Not at all . . . The new rules we’ve come up with . . . make it much more likely that communities that either participate in or support renewable energy projects will get them. Read article

Contempt motion against Ontario energy minister passes key vote

Karen Howlette, Globe and Mail
A legislative committee in Ontario will determine the fate of Energy Minister Chris Bentley, who is facing a rare contempt of Parliament censure. Opposition members used their majority votes on Tuesday to pass a motion to refer the matter to the Standing Committee on Finance for further debate. The motion passed on a vote of 53 in favour and 50 against.

Opposition leaders ignored Premier Dalton McGuinty’s pleas earlier Tuesday to allow MPPs to vote with their conscience. MPPs voted on the opposition motion to refer the contempt matter against Mr. Bentley to the legislative committee for further debate.

Mr. McGuinty said before the vote that Mr. Bentley would be the first MPP in recent history to suffer this “serious indictment,” one he says would have “profound consequences” for his career, his reputation and his life. He accused MPPs of crossing the line with their “heavy-handed tactics” against his minority government. It is wrong for MPPs to use the full force of the legislature to attack the integrity and reputation of one of their colleagues, Mr. McGuinty told reporters at a news conference before Question Period.

“These attacks, these threats, this heavy-handed unprecedented process … are decidedly not in keeping with the standards and traditions we seek to uphold,” he said. Progressive Conservative Leader Tim Hudak and New Democrat Leader Andrea Horwath have a responsibility to allow a free vote on a matter, he said, one that could “substantially alter” the traditions of the provincial legislature.

Ms. Horwath said in Question Period that she plans to allow her 17 MPPs to vote with their conscience. But when was the last time Mr. McGuinty did the same, she said. “People are tired of a premier who thinks the rules apply to everyone but his government,” Ms. Horwath said.

The contempt motion concerns the governing Liberals’ cancellation of two gas plant projects west of Toronto. Speaker Dave Levac ruled last month that there is evidence Mr. Bentley breached his privileges by refusing to release documents to a legislative committee last May. Read article

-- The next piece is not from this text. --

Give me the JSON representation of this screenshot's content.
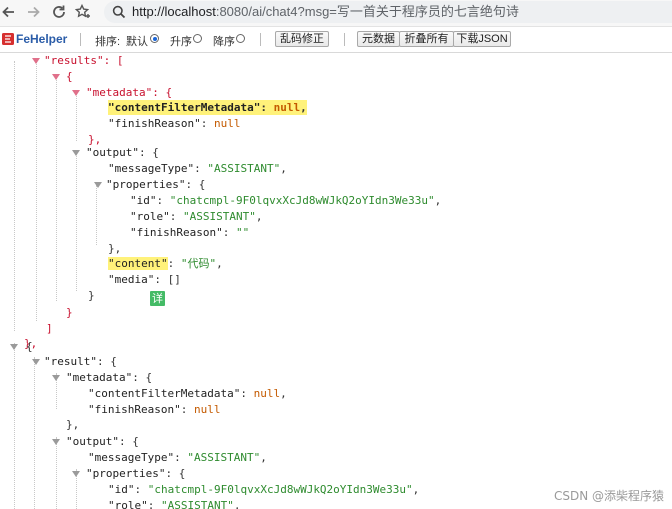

Bentley shows contempt for Ontario’s rural citizens

London Free Press
On Sept. 24 Minister of Energy, Chris Bentley rose in the legislature to defend the cancellation of the Oakville power plant and to defend allegations regarding contempt of parliament, proudly announcing, “The decision was made after hearing overwhelming concerns from local residents and local elected officials. We heard concerns from families and we responded.”

Given the thousands of requests from rural Ontario to stop wind turbines from being rammed into our communities and his refusal to listen to us, Bentley’s statement shows contempt for rural Ontario and an absolute lack of respect for our citizens.

More than 90 municipalities have asked his government for a moratorium on industrial wind turbines, as have the Ontario Federation of Agricultural and the Christian Farmers Federation of Ontario. On any given day in the legislature petitions are brought before parliament asking for the same. Yet he refuses to listen.

Instead he has the audacity to claim he is listening, when it is apparent this listening skill pertains only to urban residents when Liberal seats are in jeopardy.

Bentley’s callous disregard for the citizens of rural Ontario is shameful and a sad indicator of the differential treatment afforded to those in urban ridings. When will he stop treating Ontario’s rural residents like second class citizens?

J.C. Morris